Well, I waited for an entire day, sitting at my desk, getting up to annoy others sitting at their desk, and drinking lots of Diet Coke. I was exhausted. There had to be a better answer. If making cold calls was a waste of time, and waiting for the phone to ring was not only a waste of my time but forced me into bothering other people, I had to come up with a better answer.
I could call up my friends but, as I stated earlier I only had one friend. What would I do with the other 364 days of the year. Even if they purchased a lot from me I would be bored out of my mind. And, as my mom said “Idle hands are the devils workshop” and that was absolutely true with me.
After the beginning of the second day the light bulb went off. Literally, the lights in the back room went off. But it got me to thinking, why not make calls that were not cold? Since this was before Facebook and before LinkedIn (yes my younger friends, there were times before these all knowing depository of wisdom) I had to use my knowledge of the few people I knew in the business world. As Tandy was starting to break apart at this point in my career, I made it a point to find out when people were let go. I would drop them a note to offer my help in any way I could help them. They would always get back to me when they were looking for a job. Here was the answer. Build a network when people needed help not when they had all of the answers. So, off I went. Every time I found out a person had left a company I immediately reached out to them. (Not as easy as it sounds because their former company would not tell you where they went…got to love what lawyers and lawsuits have done to business). I got them to send me a resume and chatted about what their perfect job would be. Then I would sit and think about who I knew, or who I knew that knew someone that could help out my new friend. Surprise of a lifetime, but this really worked. People are more responsive to you when you are working to help them when there is nothing in it for you.

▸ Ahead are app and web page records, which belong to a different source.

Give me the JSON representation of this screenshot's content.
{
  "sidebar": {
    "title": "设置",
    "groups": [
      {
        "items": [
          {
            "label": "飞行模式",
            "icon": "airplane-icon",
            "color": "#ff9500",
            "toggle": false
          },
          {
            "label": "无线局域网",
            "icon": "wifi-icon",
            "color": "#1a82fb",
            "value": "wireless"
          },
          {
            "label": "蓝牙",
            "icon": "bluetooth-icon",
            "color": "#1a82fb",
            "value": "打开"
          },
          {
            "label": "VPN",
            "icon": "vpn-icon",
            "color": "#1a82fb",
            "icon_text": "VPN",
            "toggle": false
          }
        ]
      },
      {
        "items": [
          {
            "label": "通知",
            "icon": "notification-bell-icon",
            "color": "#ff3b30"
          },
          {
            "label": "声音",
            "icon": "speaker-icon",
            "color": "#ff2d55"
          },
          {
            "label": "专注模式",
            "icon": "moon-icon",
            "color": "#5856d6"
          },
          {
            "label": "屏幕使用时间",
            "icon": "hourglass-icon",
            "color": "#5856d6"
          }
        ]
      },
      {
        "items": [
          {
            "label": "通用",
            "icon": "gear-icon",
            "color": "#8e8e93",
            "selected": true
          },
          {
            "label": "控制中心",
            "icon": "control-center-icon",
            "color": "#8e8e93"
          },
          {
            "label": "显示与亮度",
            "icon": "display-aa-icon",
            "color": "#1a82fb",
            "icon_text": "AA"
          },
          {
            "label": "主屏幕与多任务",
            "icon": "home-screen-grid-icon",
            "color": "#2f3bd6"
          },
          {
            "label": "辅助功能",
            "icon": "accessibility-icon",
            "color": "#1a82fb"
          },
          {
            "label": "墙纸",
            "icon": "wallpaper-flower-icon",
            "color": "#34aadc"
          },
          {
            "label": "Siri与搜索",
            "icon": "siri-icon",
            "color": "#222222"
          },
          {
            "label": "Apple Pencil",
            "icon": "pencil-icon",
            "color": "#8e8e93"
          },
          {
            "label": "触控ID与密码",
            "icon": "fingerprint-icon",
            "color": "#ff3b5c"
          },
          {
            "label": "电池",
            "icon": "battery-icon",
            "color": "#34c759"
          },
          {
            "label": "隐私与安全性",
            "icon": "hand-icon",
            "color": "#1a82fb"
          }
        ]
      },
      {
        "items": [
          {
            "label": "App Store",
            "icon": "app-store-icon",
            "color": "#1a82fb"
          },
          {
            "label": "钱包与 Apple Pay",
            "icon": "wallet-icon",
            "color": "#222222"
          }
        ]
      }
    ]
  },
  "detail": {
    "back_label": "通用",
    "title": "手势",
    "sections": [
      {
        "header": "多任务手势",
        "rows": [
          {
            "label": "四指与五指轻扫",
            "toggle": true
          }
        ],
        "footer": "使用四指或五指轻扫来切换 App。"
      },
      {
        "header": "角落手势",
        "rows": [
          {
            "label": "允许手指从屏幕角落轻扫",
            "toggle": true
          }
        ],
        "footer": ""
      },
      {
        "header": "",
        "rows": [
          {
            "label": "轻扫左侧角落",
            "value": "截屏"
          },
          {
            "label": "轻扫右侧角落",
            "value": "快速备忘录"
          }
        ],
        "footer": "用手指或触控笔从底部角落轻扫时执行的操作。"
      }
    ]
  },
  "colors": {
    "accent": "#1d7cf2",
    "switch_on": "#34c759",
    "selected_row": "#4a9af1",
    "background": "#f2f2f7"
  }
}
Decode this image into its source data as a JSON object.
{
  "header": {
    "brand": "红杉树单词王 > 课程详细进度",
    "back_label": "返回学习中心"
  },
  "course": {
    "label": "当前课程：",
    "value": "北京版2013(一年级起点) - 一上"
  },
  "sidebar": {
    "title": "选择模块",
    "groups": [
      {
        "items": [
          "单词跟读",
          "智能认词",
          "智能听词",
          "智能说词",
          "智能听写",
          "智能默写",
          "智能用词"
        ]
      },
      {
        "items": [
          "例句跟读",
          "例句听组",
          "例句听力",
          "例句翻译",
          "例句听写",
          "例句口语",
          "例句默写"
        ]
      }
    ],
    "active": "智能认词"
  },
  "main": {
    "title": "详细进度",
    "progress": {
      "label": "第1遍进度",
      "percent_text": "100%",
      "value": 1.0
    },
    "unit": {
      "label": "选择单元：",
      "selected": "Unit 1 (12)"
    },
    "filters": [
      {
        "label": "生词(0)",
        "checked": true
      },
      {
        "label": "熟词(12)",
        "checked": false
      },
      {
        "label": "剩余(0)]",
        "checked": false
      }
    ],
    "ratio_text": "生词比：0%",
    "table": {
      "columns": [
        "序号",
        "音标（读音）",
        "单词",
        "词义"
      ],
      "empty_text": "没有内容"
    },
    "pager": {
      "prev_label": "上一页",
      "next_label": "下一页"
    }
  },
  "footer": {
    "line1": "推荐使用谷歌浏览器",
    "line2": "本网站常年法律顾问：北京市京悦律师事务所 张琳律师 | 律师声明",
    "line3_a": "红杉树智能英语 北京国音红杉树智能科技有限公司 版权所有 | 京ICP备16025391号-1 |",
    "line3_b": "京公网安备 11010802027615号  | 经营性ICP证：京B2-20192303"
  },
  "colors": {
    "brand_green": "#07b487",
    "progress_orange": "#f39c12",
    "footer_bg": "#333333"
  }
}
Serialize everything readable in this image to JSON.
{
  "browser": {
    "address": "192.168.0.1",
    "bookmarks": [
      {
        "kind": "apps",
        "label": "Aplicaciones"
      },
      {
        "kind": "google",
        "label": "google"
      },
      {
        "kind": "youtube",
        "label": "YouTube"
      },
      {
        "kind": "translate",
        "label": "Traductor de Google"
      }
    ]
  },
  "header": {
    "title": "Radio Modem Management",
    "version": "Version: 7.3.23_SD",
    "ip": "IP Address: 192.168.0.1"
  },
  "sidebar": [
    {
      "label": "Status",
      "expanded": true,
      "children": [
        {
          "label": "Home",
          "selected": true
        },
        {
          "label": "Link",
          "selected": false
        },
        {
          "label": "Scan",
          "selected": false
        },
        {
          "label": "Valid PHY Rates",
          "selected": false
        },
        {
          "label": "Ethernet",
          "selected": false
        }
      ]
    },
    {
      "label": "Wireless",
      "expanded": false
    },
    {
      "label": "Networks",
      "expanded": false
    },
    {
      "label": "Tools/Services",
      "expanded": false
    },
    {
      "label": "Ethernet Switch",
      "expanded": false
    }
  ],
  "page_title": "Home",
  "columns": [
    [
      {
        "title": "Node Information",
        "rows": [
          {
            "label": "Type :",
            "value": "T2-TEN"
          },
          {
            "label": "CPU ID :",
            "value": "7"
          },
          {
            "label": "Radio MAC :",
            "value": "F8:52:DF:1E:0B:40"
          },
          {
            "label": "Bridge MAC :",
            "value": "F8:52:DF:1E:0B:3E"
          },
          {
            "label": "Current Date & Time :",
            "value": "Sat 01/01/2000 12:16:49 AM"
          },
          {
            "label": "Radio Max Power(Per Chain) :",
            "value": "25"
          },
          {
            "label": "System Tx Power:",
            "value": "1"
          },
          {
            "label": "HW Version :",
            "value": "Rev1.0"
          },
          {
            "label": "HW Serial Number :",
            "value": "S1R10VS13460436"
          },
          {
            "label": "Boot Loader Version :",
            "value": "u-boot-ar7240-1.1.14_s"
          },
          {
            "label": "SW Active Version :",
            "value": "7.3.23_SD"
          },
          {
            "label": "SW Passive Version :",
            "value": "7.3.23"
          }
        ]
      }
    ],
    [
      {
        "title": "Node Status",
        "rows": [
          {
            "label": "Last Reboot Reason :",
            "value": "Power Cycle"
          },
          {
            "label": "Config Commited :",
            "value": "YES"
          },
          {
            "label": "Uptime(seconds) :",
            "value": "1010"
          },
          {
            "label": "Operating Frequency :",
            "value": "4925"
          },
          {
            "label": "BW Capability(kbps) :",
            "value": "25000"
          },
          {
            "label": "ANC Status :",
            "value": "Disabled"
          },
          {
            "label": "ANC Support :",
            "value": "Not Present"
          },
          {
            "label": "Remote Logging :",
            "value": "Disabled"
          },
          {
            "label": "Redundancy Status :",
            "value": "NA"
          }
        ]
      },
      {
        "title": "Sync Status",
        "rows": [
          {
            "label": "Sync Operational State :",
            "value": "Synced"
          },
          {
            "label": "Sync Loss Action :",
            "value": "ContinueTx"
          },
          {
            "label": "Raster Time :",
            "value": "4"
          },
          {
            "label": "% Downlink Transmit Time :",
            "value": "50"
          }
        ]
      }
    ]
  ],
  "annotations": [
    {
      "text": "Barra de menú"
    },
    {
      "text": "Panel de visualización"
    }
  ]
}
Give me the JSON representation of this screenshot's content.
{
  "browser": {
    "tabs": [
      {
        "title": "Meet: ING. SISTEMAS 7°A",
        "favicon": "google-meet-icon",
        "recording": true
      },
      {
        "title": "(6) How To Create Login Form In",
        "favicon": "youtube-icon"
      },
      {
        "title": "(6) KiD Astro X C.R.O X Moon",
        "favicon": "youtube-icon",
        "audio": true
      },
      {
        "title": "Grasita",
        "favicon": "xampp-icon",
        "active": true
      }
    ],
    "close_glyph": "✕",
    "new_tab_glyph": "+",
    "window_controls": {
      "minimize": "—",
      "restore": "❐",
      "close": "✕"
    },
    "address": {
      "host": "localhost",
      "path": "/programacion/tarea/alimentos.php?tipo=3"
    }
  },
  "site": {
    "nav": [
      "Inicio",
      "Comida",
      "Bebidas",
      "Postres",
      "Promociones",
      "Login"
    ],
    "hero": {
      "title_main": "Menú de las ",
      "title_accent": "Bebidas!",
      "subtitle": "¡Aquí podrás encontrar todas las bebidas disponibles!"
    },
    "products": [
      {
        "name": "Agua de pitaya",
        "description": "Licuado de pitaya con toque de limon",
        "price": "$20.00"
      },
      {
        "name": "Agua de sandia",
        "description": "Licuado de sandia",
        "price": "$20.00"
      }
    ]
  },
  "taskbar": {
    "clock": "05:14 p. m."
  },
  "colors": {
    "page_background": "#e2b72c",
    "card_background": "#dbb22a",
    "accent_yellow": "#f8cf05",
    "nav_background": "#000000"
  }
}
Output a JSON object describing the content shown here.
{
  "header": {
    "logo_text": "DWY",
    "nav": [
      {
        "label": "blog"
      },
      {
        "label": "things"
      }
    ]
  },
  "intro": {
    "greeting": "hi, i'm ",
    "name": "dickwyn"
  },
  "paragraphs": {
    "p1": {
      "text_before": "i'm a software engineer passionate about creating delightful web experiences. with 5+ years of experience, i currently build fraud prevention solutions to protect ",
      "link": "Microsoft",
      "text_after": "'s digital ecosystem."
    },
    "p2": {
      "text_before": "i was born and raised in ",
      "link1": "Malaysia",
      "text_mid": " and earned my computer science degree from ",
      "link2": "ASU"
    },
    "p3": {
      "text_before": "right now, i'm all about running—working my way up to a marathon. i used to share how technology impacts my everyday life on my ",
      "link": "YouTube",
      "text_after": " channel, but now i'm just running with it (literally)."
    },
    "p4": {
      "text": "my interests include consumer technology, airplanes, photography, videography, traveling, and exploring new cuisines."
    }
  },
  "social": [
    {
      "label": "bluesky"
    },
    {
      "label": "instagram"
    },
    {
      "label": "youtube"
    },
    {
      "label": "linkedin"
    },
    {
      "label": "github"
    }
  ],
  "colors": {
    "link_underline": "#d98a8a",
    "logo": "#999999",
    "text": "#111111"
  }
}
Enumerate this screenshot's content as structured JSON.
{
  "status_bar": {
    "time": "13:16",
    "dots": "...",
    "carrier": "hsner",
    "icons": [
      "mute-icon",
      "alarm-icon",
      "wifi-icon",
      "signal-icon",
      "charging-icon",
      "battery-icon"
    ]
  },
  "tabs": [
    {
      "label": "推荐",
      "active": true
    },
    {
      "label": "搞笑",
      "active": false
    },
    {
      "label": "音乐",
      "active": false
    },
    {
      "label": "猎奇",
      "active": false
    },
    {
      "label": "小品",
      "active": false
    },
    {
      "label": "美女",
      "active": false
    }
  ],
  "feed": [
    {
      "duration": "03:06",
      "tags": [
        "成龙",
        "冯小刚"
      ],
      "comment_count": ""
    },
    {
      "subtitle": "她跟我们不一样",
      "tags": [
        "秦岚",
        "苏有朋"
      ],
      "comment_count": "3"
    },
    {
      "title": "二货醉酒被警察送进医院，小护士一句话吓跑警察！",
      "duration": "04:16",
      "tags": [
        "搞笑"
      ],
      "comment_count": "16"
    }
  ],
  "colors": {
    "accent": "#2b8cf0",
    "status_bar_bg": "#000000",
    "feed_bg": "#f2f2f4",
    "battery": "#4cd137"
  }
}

After these people landed a job I reached out to congratulate them, even if I had not helped them at all. They also always took my call. Every three months I took just a second to drop them a note to see how the new job was and what they were learning. Pretty soon we had a business “friendship” where they were always taking my call. If I saw an opportunity that fit their skill set I would always send it their way. Why not, it did not cost me anything.
Now, I must tell you that I also started cold calling again. I learned that to get someone to pick up the phone you have to call 7 times on average. I also learned that most people stop at two. As I have never considered myself most people I came up with my own program. I called it Pleasantly Persistent. I began to fully understand this calling job. I determined that it was not the job of the customer to return my call (it was nice when it happened) but it was my job to talk with them. So if I was always pleasant, and never took it personally, I was always going to be happy when I got to talk with a client.
So, in my case one (making lots of new business friends that lead to appointments) plus one (continue to cold call with a Pleasantly Persistent mentality) ended up equaling a great career in B2B sales. I became president of our division and our company became the largest retail customer analytics company in the US serving more than 400 clients.
I would suggest that for most of you that don’t have your heart into cold calling, you just simply need to stop doing it. It is more than just a waste of time and it pulls down the energy you are spending on other parts of your job. Find other ways to meet people, but make sure you work at them. And if you cannot do that then you should find a different profession. Because professional sales people are always well paid.
To learn more about how Rich Hollander gets in front of retail and restaurant professionals go to www.axcelora.com
Rich Hollander is a retail expert with over 40 years in the industry.